### Required work:
Reproduce all the records word for word. Omit images.

===

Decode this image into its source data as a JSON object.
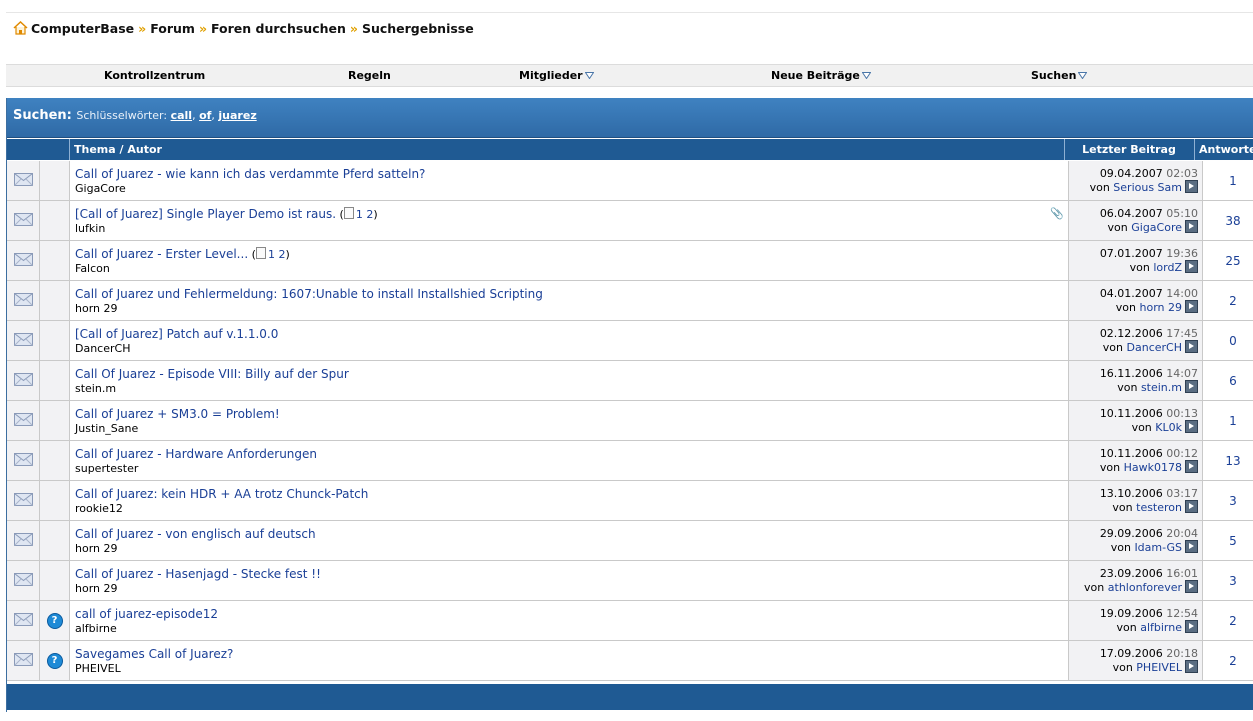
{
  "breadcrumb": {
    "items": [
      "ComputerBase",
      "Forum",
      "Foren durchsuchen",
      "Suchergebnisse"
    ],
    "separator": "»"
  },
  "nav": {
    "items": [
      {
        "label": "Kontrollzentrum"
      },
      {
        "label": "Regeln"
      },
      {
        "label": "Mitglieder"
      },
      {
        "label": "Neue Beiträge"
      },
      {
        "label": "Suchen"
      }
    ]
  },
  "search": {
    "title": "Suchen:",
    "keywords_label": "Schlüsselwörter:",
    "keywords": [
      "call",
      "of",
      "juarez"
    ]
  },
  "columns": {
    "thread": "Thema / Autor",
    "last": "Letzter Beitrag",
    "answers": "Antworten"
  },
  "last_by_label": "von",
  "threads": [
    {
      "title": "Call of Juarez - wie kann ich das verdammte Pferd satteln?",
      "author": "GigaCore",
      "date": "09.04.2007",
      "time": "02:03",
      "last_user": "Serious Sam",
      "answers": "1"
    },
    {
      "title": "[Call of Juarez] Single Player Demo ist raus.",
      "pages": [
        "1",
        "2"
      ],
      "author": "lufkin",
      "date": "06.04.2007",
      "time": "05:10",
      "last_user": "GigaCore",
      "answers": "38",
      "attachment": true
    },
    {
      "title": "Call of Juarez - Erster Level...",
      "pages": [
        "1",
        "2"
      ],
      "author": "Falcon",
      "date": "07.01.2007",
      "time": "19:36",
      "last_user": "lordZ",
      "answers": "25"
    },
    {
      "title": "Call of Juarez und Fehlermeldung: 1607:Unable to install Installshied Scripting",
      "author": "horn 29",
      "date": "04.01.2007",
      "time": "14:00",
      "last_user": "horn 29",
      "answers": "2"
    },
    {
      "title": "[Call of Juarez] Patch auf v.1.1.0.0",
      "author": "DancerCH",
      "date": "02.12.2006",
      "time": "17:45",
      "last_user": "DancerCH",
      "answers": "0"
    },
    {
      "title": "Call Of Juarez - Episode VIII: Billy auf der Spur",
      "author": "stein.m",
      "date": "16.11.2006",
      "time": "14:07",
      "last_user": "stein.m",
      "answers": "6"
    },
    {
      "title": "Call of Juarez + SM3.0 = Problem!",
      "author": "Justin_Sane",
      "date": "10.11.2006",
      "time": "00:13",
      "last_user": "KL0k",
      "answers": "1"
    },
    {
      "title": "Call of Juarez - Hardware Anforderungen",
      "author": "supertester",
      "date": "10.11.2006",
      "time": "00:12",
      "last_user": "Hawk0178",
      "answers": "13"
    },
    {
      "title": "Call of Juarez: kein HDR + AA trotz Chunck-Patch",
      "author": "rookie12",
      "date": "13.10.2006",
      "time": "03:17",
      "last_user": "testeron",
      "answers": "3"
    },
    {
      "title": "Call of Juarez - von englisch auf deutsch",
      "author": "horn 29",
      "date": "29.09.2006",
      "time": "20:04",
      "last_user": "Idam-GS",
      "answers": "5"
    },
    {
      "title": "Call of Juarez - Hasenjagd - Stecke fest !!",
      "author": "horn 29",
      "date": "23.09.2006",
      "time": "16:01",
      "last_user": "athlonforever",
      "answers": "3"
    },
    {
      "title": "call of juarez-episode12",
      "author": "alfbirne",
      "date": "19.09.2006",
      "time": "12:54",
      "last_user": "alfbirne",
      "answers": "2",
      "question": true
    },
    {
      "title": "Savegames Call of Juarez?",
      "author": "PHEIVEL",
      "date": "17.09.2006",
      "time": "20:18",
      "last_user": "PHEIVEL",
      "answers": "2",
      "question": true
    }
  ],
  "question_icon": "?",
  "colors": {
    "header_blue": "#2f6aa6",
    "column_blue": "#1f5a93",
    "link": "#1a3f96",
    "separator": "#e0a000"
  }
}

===

### Solution for this problem:
Decode this image into its source data as a JSON object.
{
  "breadcrumb": {
    "items": [
      "ComputerBase",
      "Forum",
      "Foren durchsuchen",
      "Suchergebnisse"
    ],
    "separator": "»"
  },
  "nav": {
    "items": [
      {
        "label": "Kontrollzentrum"
      },
      {
        "label": "Regeln"
      },
      {
        "label": "Mitglieder"
      },
      {
        "label": "Neue Beiträge"
      },
      {
        "label": "Suchen"
      }
    ]
  },
  "search": {
    "title": "Suchen:",
    "keywords_label": "Schlüsselwörter:",
    "keywords": [
      "call",
      "of",
      "juarez"
    ]
  },
  "columns": {
    "thread": "Thema / Autor",
    "last": "Letzter Beitrag",
    "answers": "Antworten"
  },
  "last_by_label": "von",
  "threads": [
    {
      "title": "Call of Juarez - wie kann ich das verdammte Pferd satteln?",
      "author": "GigaCore",
      "date": "09.04.2007",
      "time": "02:03",
      "last_user": "Serious Sam",
      "answers": "1"
    },
    {
      "title": "[Call of Juarez] Single Player Demo ist raus.",
      "pages": [
        "1",
        "2"
      ],
      "author": "lufkin",
      "date": "06.04.2007",
      "time": "05:10",
      "last_user": "GigaCore",
      "answers": "38",
      "attachment": true
    },
    {
      "title": "Call of Juarez - Erster Level...",
      "pages": [
        "1",
        "2"
      ],
      "author": "Falcon",
      "date": "07.01.2007",
      "time": "19:36",
      "last_user": "lordZ",
      "answers": "25"
    },
    {
      "title": "Call of Juarez und Fehlermeldung: 1607:Unable to install Installshied Scripting",
      "author": "horn 29",
      "date": "04.01.2007",
      "time": "14:00",
      "last_user": "horn 29",
      "answers": "2"
    },
    {
      "title": "[Call of Juarez] Patch auf v.1.1.0.0",
      "author": "DancerCH",
      "date": "02.12.2006",
      "time": "17:45",
      "last_user": "DancerCH",
      "answers": "0"
    },
    {
      "title": "Call Of Juarez - Episode VIII: Billy auf der Spur",
      "author": "stein.m",
      "date": "16.11.2006",
      "time": "14:07",
      "last_user": "stein.m",
      "answers": "6"
    },
    {
      "title": "Call of Juarez + SM3.0 = Problem!",
      "author": "Justin_Sane",
      "date": "10.11.2006",
      "time": "00:13",
      "last_user": "KL0k",
      "answers": "1"
    },
    {
      "title": "Call of Juarez - Hardware Anforderungen",
      "author": "supertester",
      "date": "10.11.2006",
      "time": "00:12",
      "last_user": "Hawk0178",
      "answers": "13"
    },
    {
      "title": "Call of Juarez: kein HDR + AA trotz Chunck-Patch",
      "author": "rookie12",
      "date": "13.10.2006",
      "time": "03:17",
      "last_user": "testeron",
      "answers": "3"
    },
    {
      "title": "Call of Juarez - von englisch auf deutsch",
      "author": "horn 29",
      "date": "29.09.2006",
      "time": "20:04",
      "last_user": "Idam-GS",
      "answers": "5"
    },
    {
      "title": "Call of Juarez - Hasenjagd - Stecke fest !!",
      "author": "horn 29",
      "date": "23.09.2006",
      "time": "16:01",
      "last_user": "athlonforever",
      "answers": "3"
    },
    {
      "title": "call of juarez-episode12",
      "author": "alfbirne",
      "date": "19.09.2006",
      "time": "12:54",
      "last_user": "alfbirne",
      "answers": "2",
      "question": true
    },
    {
      "title": "Savegames Call of Juarez?",
      "author": "PHEIVEL",
      "date": "17.09.2006",
      "time": "20:18",
      "last_user": "PHEIVEL",
      "answers": "2",
      "question": true
    }
  ],
  "question_icon": "?",
  "colors": {
    "header_blue": "#2f6aa6",
    "column_blue": "#1f5a93",
    "link": "#1a3f96",
    "separator": "#e0a000"
  }
}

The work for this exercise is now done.